#### Assignment:
All entries are to be copied exactly, with pictures removed.

BEGIN Provided data

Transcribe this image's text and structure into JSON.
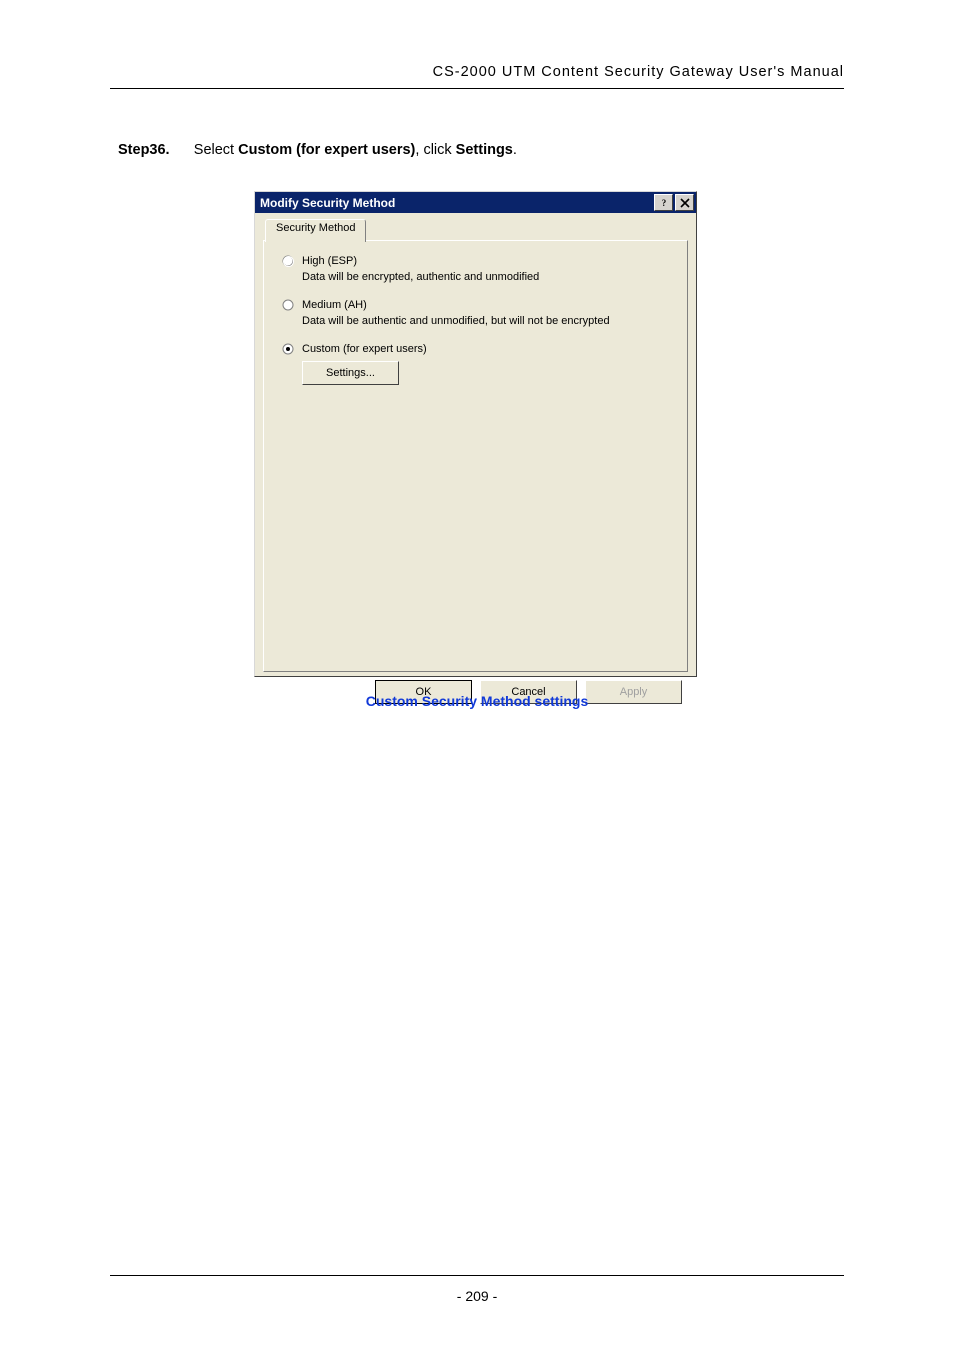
{
  "header": "CS-2000 UTM Content Security Gateway User's Manual",
  "step": {
    "id": "Step36.",
    "prefix": "Select ",
    "bold1": "Custom (for expert users)",
    "mid": ", click ",
    "bold2": "Settings",
    "suffix": "."
  },
  "dialog": {
    "title": "Modify Security Method",
    "tab_label": "Security Method",
    "radio_high": {
      "label": "High (ESP)",
      "desc": "Data will be encrypted, authentic and unmodified"
    },
    "radio_medium": {
      "label": "Medium (AH)",
      "desc": "Data will be authentic and unmodified, but will not be encrypted"
    },
    "radio_custom": {
      "label": "Custom (for expert users)"
    },
    "settings_btn": "Settings...",
    "ok": "OK",
    "cancel": "Cancel",
    "apply": "Apply"
  },
  "caption": "Custom Security Method settings",
  "footer": "- 209 -"
}
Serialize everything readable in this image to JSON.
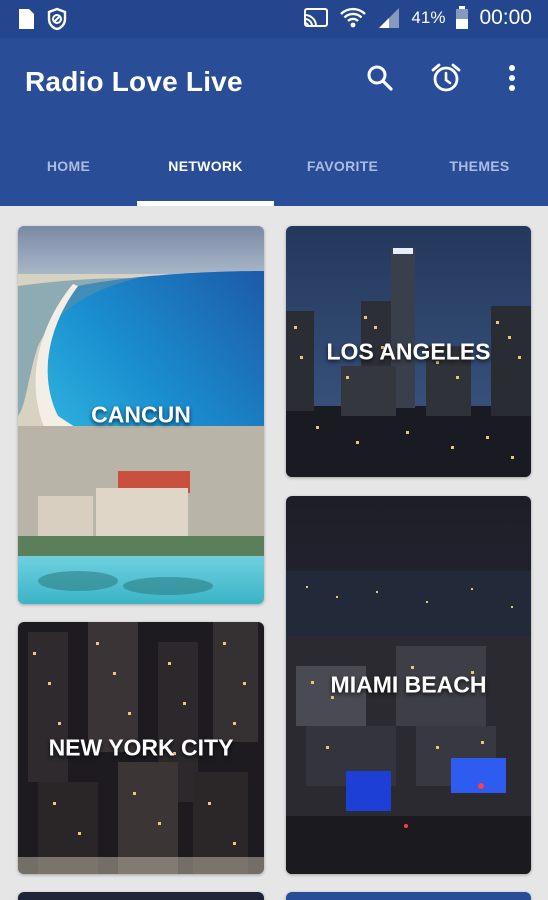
{
  "status_bar": {
    "battery": "41%",
    "time": "00:00",
    "icons": [
      "sim-icon",
      "shield-icon",
      "cast-icon",
      "wifi-icon",
      "signal-icon",
      "battery-icon"
    ]
  },
  "app_bar": {
    "title": "Radio Love Live",
    "actions": [
      "search-icon",
      "alarm-icon",
      "more-vert-icon"
    ]
  },
  "tabs": [
    {
      "label": "HOME",
      "active": false
    },
    {
      "label": "NETWORK",
      "active": true
    },
    {
      "label": "FAVORITE",
      "active": false
    },
    {
      "label": "THEMES",
      "active": false
    }
  ],
  "cities": [
    {
      "name": "CANCUN"
    },
    {
      "name": "LOS ANGELES"
    },
    {
      "name": "MIAMI BEACH"
    },
    {
      "name": "NEW YORK CITY"
    }
  ],
  "colors": {
    "primary": "#2a4d98",
    "status_bar": "#23468f",
    "background": "#e6e6e6",
    "tab_active": "#ffffff",
    "tab_inactive": "#aebbe0"
  }
}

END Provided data

#### Response area:
Transcribe this image's text and structure into JSON.
{
  "header": "CS-2000 UTM Content Security Gateway User's Manual",
  "step": {
    "id": "Step36.",
    "prefix": "Select ",
    "bold1": "Custom (for expert users)",
    "mid": ", click ",
    "bold2": "Settings",
    "suffix": "."
  },
  "dialog": {
    "title": "Modify Security Method",
    "tab_label": "Security Method",
    "radio_high": {
      "label": "High (ESP)",
      "desc": "Data will be encrypted, authentic and unmodified"
    },
    "radio_medium": {
      "label": "Medium (AH)",
      "desc": "Data will be authentic and unmodified, but will not be encrypted"
    },
    "radio_custom": {
      "label": "Custom (for expert users)"
    },
    "settings_btn": "Settings...",
    "ok": "OK",
    "cancel": "Cancel",
    "apply": "Apply"
  },
  "caption": "Custom Security Method settings",
  "footer": "- 209 -"
}
Serialize everything readable in this image to JSON.
{
  "status_bar": {
    "battery": "41%",
    "time": "00:00",
    "icons": [
      "sim-icon",
      "shield-icon",
      "cast-icon",
      "wifi-icon",
      "signal-icon",
      "battery-icon"
    ]
  },
  "app_bar": {
    "title": "Radio Love Live",
    "actions": [
      "search-icon",
      "alarm-icon",
      "more-vert-icon"
    ]
  },
  "tabs": [
    {
      "label": "HOME",
      "active": false
    },
    {
      "label": "NETWORK",
      "active": true
    },
    {
      "label": "FAVORITE",
      "active": false
    },
    {
      "label": "THEMES",
      "active": false
    }
  ],
  "cities": [
    {
      "name": "CANCUN"
    },
    {
      "name": "LOS ANGELES"
    },
    {
      "name": "MIAMI BEACH"
    },
    {
      "name": "NEW YORK CITY"
    }
  ],
  "colors": {
    "primary": "#2a4d98",
    "status_bar": "#23468f",
    "background": "#e6e6e6",
    "tab_active": "#ffffff",
    "tab_inactive": "#aebbe0"
  }
}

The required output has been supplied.